Trisha Donnelly Lecture at Henry Art Gallery

August 19th, 2004

Trisha Donnelly will speak about her work at the Henry, but there is no guarantee that she will explain it. Trisha Donnelly’s work can be both charming and perplexing, but she somewhat prefers the latter. A state of confusion, after all, has been the starting point for all sorts of creative breakthroughs. In Artforum, John Miller calls Donnelly’s work “full of baffles and feints. Seeing is not necessarily believing. Instead of asking viewers to suspend disbelief, she prods their credulity, pitting humdrum artifice against deadpan preposterousness.” Her world is a tricky place, but many Wonderlands are.

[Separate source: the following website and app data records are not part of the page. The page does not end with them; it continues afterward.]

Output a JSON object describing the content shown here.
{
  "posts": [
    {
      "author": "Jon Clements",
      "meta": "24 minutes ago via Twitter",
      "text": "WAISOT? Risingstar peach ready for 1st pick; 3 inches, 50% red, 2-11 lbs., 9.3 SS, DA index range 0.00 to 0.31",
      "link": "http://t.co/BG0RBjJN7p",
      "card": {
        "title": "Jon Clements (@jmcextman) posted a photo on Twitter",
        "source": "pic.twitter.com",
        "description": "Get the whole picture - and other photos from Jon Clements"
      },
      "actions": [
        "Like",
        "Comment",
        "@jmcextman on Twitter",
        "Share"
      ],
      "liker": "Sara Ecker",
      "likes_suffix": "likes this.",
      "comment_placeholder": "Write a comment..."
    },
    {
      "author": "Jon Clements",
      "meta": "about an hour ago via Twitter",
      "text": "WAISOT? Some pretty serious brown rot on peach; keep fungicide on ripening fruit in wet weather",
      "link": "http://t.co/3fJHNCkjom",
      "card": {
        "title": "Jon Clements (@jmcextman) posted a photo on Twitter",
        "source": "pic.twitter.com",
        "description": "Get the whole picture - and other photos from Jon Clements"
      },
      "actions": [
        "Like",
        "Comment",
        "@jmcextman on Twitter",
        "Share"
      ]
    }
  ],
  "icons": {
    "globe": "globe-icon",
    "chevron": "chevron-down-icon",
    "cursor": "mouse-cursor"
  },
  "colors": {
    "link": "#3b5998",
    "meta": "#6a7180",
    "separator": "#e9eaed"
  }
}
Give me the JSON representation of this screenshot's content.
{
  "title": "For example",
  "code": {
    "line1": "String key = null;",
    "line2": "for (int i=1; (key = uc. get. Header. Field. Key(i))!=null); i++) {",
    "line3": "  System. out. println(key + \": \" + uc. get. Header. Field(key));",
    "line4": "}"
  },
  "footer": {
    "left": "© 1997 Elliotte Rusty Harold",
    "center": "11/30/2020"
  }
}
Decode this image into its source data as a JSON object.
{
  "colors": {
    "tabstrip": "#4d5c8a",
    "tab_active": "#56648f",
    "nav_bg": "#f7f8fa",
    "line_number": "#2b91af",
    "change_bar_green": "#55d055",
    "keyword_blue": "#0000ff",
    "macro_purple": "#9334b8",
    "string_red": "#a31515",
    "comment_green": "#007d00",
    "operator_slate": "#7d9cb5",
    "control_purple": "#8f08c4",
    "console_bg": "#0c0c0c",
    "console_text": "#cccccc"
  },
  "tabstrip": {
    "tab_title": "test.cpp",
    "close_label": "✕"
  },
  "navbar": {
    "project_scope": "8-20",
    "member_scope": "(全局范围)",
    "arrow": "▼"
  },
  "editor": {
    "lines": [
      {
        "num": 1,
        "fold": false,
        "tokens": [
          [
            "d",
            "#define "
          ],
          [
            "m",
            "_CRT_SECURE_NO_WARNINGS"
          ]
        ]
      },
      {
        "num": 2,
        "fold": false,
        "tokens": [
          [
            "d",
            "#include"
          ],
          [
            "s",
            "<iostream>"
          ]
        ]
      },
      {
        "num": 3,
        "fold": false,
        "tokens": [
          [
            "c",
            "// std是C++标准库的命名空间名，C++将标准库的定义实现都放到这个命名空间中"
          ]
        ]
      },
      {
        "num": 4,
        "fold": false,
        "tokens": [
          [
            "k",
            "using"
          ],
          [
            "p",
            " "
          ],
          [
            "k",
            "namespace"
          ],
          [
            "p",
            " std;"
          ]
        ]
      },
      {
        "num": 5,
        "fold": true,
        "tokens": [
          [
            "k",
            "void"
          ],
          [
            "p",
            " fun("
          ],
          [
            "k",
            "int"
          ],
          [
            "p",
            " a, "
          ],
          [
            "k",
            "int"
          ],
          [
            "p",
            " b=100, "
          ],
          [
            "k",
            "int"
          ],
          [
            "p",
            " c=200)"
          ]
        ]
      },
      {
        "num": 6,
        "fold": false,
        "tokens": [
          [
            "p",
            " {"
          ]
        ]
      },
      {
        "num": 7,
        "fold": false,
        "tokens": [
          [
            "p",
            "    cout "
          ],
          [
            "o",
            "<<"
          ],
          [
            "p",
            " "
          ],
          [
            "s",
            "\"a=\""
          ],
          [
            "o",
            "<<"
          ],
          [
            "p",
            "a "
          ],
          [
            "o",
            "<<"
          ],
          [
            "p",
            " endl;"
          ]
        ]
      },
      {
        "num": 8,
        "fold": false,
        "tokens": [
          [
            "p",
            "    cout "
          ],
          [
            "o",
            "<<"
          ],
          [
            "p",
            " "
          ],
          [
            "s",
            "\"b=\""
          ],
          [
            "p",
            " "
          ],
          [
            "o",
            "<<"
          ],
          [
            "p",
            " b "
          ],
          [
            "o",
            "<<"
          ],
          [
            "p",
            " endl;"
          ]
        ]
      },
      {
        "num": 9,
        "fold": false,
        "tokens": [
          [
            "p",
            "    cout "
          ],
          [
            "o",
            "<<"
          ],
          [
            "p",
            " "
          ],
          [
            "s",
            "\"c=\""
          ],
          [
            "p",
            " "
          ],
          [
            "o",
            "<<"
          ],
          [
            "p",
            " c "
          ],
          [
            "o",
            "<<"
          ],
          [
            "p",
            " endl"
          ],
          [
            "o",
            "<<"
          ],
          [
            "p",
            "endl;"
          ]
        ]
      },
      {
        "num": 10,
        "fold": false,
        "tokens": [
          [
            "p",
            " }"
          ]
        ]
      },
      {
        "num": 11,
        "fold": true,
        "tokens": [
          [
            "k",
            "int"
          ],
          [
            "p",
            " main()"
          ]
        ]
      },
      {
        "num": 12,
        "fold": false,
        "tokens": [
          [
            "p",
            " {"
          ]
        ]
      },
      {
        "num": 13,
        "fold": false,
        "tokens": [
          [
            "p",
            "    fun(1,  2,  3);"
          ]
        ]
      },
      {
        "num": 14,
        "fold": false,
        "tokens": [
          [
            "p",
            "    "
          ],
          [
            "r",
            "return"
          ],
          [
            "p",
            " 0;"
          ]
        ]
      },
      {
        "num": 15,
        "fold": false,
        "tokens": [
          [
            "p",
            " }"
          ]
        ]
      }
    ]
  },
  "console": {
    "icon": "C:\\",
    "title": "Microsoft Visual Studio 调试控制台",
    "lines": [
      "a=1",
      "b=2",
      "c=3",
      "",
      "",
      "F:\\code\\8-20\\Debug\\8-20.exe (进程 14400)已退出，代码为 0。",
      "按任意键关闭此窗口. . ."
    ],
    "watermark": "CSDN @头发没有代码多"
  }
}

Trisha Donnelly’s works “Canadian Rain,” “Howl,” “Black Wave,” and “Canada” are on view at the Henry Art Gallery through October 3, 2004 as part of “Selections from the Collection of William and Ruth True.” The artist lives in San Francisco. Her works in photography, drawing, performance, sound, and video have been included in the 2003 Venice Biennale, the 2003 Prague Biennial, the 2004 Biennale de Lyon, and the touring exhibition “Baja to Vancouver: The West Coast in Contemporary Art,” currently at the Vancouver Art Gallery. In October, she will participate in the Carnegie International, Pittsburgh, and have a solo show at Casey Kaplan Gallery, New York. In addition to Casey Kaplan, she is represented by Air de Paris, Paris.